Task to carry out:
Using the listing, copy each whole line that features "home".

Content starts

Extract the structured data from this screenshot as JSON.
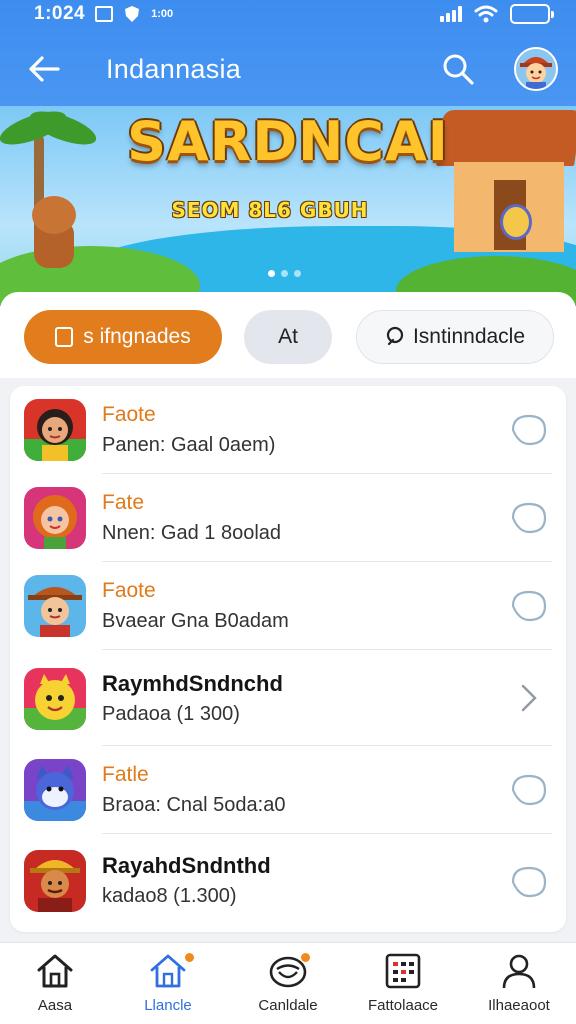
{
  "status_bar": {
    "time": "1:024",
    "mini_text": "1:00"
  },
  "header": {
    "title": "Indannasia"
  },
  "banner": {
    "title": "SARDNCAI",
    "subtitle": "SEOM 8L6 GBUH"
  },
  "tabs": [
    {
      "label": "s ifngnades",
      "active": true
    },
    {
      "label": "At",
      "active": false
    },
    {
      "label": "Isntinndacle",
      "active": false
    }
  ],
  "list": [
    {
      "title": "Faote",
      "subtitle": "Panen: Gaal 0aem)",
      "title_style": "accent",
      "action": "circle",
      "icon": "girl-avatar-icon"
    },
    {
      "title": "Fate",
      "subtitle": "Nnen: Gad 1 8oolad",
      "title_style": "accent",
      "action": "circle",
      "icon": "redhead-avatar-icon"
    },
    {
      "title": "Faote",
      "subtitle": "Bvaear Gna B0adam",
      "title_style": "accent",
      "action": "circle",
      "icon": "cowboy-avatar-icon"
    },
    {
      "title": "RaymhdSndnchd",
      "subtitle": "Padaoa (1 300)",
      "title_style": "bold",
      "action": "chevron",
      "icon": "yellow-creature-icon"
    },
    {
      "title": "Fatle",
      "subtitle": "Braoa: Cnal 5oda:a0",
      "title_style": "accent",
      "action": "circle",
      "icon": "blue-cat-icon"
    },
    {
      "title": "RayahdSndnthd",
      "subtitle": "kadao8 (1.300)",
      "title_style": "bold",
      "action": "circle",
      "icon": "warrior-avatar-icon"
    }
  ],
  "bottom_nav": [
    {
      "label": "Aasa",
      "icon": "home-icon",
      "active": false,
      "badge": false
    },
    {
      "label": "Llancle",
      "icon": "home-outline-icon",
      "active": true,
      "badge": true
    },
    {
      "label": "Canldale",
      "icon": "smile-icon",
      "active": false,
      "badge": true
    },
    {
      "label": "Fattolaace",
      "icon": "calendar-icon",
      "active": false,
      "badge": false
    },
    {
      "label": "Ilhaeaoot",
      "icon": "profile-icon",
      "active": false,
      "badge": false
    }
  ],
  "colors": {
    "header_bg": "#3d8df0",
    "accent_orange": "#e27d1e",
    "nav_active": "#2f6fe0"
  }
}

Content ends

Expected answer:
      "icon": "home-icon",
      "icon": "home-outline-icon",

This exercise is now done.